| One of the most repeated pieces of advice given by Authors is to 'Write what you know'. In my opinion, it is also very sound advice. Now, I must admit that the first time I read that little tidbit in an Author interview, I thought 'Oh, well that's fine advice for someone writing non-fiction, or even certain types of fiction, but what about me? I write Fantasy and Sci-fi'. How do you 'write what you know' when you are writing about a trip through space to a distant planet, or a battle between Wizards, or a piece about a Dragon? This applies also to those of us that write horror, fantasy/horror, and a plethora of other fiction genres. I came to realize that this does also apply to writers of these genres though.
While, admitedly, one can not have personal expreience in some of these matters(when was the last time you rode on the back of a Dragon?), writers of fantasy, sci-fi, horror, etc. can easily gain experience via the writings of others. This, I think, should go along with 'Write what you know' for fiction writers, heck, writes of non-fiction too, as it is just as applicable. Read, read, read, and read some more. One of the best ways to glean insight, and inspiration in both content, and just the actuall machanics of the craft that is writing, is to read the work of others.
One Author said in an interview I read a while back(I can't remember who it was for the life of me) that 'In writing fiction there are no new ideas, there are just old ideas barrowed from others but with new life, and new imagination breathed into them'. What does this mean? Basically, there are so many ideas that have been writen about, in so many ways, that it is nearly impossible to come up with something that has not yet been touched in some way, shape or form. The trick is to put your own 'spin' on it. Take JK Rowling's Harry Potter series for instance. The idea of Wizards and Witches, spells, incantations, magical items/creatures, etc. is not new. The idea of beings of this nature living in a 'sub-culture/world' seperate and hidden from our own is also not new. Also the idea of a 'Dark Lord' striving to conqure all, destroying all that stand in their way, and one lone person having the power to stop them with the aid of friends is also not new. Yet Rowlings gives us a new look, and maybe a new way of looking at, these same elements.
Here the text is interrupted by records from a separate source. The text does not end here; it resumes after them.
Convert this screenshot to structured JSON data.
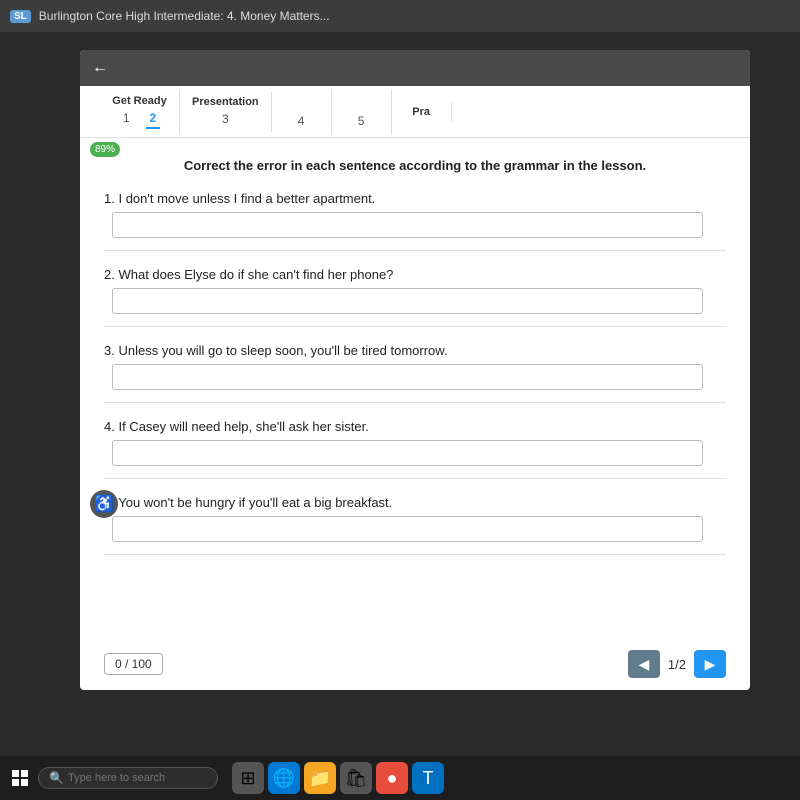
{
  "browser": {
    "badge": "SL",
    "title": "Burlington Core High Intermediate: 4. Money Matters..."
  },
  "tabs": {
    "get_ready_label": "Get Ready",
    "get_ready_nums": [
      "1",
      "2"
    ],
    "presentation_label": "Presentation",
    "presentation_num": "3",
    "tab4": "4",
    "tab5": "5",
    "pra_label": "Pra"
  },
  "progress": "89%",
  "instruction": "Correct the error in each sentence according to the grammar in the lesson.",
  "questions": [
    {
      "number": "1.",
      "text": "I don't move unless I find a better apartment.",
      "placeholder": ""
    },
    {
      "number": "2.",
      "text": "What does Elyse do if she can't find her phone?",
      "placeholder": ""
    },
    {
      "number": "3.",
      "text": "Unless you will go to sleep soon, you'll be tired tomorrow.",
      "placeholder": ""
    },
    {
      "number": "4.",
      "text": "If Casey will need help, she'll ask her sister.",
      "placeholder": ""
    },
    {
      "number": "5.",
      "text": "You won't be hungry if you'll eat a big breakfast.",
      "placeholder": ""
    }
  ],
  "score": {
    "current": "0",
    "total": "100",
    "label": "0 / 100"
  },
  "pagination": {
    "page": "1/2",
    "prev_label": "◀",
    "next_label": "▶"
  },
  "taskbar": {
    "search_placeholder": "Type here to search"
  },
  "back_arrow": "←"
}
Another way to 'write what you know' without personal experience, is research. If you have an article, or a story involving a particular subject that you want to write, do some research into the subject. At one time this meant going to the library, armed with your library card, a notebook, and a roll of coins for the copying machine. In the world of today there is a vast well of varied information, on almost any subject imaginable, right at our finger tips via the internet. Say we are writing a sci-fi piece about someone trying to manipulate DNA and create a mutated form of life, and we know next to nothing about the science of DNA, or mutation. On Google, the subject 'DNA mutation' brings up 32MILLION entries alone, while the subject of just 'DNA' brings up 123MILLION entries. That's a lot of sources to pull information from.
So, the next time you sit down to start writing about a subject that you think 'I have no personal experience in this', do some research, read a few books by others having to do with the same topics, see what they did and see if it sparks your imagination into life. But most importantly, read, read, read, then read some more, and when you are finished with that, read some more.
Until next time, Happy Writing!...and reading! :)